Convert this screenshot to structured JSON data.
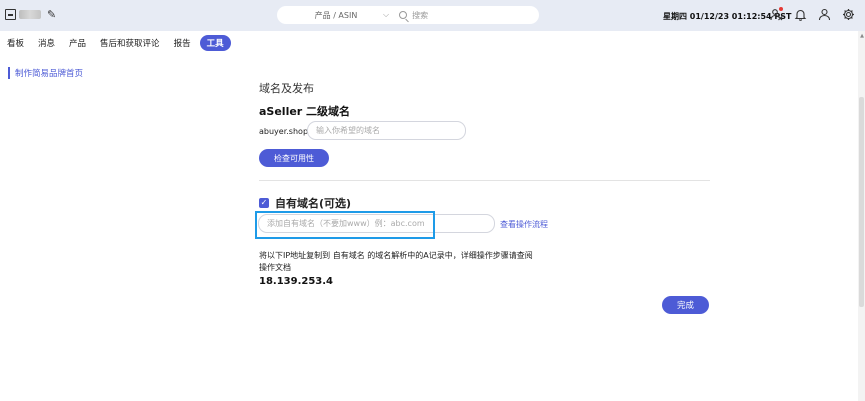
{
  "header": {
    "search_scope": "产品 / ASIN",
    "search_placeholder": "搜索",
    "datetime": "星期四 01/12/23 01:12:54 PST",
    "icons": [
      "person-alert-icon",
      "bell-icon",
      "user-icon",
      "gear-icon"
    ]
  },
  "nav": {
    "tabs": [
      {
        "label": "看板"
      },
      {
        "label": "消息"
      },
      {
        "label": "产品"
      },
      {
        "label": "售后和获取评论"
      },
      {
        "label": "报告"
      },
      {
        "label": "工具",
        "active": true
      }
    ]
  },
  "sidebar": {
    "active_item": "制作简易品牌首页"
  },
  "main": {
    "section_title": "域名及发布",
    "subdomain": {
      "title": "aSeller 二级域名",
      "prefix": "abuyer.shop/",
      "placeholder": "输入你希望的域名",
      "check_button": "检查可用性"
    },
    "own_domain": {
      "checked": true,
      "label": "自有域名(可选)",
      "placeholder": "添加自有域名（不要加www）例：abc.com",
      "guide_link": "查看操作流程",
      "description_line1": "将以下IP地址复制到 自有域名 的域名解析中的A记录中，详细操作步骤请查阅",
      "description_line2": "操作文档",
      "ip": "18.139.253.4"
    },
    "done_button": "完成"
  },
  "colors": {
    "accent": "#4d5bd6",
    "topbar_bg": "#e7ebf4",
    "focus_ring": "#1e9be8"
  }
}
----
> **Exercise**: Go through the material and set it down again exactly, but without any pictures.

> **Response**:
Convert this screenshot to structured JSON data.
{
  "header": {
    "search_scope": "产品 / ASIN",
    "search_placeholder": "搜索",
    "datetime": "星期四 01/12/23 01:12:54 PST",
    "icons": [
      "person-alert-icon",
      "bell-icon",
      "user-icon",
      "gear-icon"
    ]
  },
  "nav": {
    "tabs": [
      {
        "label": "看板"
      },
      {
        "label": "消息"
      },
      {
        "label": "产品"
      },
      {
        "label": "售后和获取评论"
      },
      {
        "label": "报告"
      },
      {
        "label": "工具",
        "active": true
      }
    ]
  },
  "sidebar": {
    "active_item": "制作简易品牌首页"
  },
  "main": {
    "section_title": "域名及发布",
    "subdomain": {
      "title": "aSeller 二级域名",
      "prefix": "abuyer.shop/",
      "placeholder": "输入你希望的域名",
      "check_button": "检查可用性"
    },
    "own_domain": {
      "checked": true,
      "label": "自有域名(可选)",
      "placeholder": "添加自有域名（不要加www）例：abc.com",
      "guide_link": "查看操作流程",
      "description_line1": "将以下IP地址复制到 自有域名 的域名解析中的A记录中，详细操作步骤请查阅",
      "description_line2": "操作文档",
      "ip": "18.139.253.4"
    },
    "done_button": "完成"
  },
  "colors": {
    "accent": "#4d5bd6",
    "topbar_bg": "#e7ebf4",
    "focus_ring": "#1e9be8"
  }
}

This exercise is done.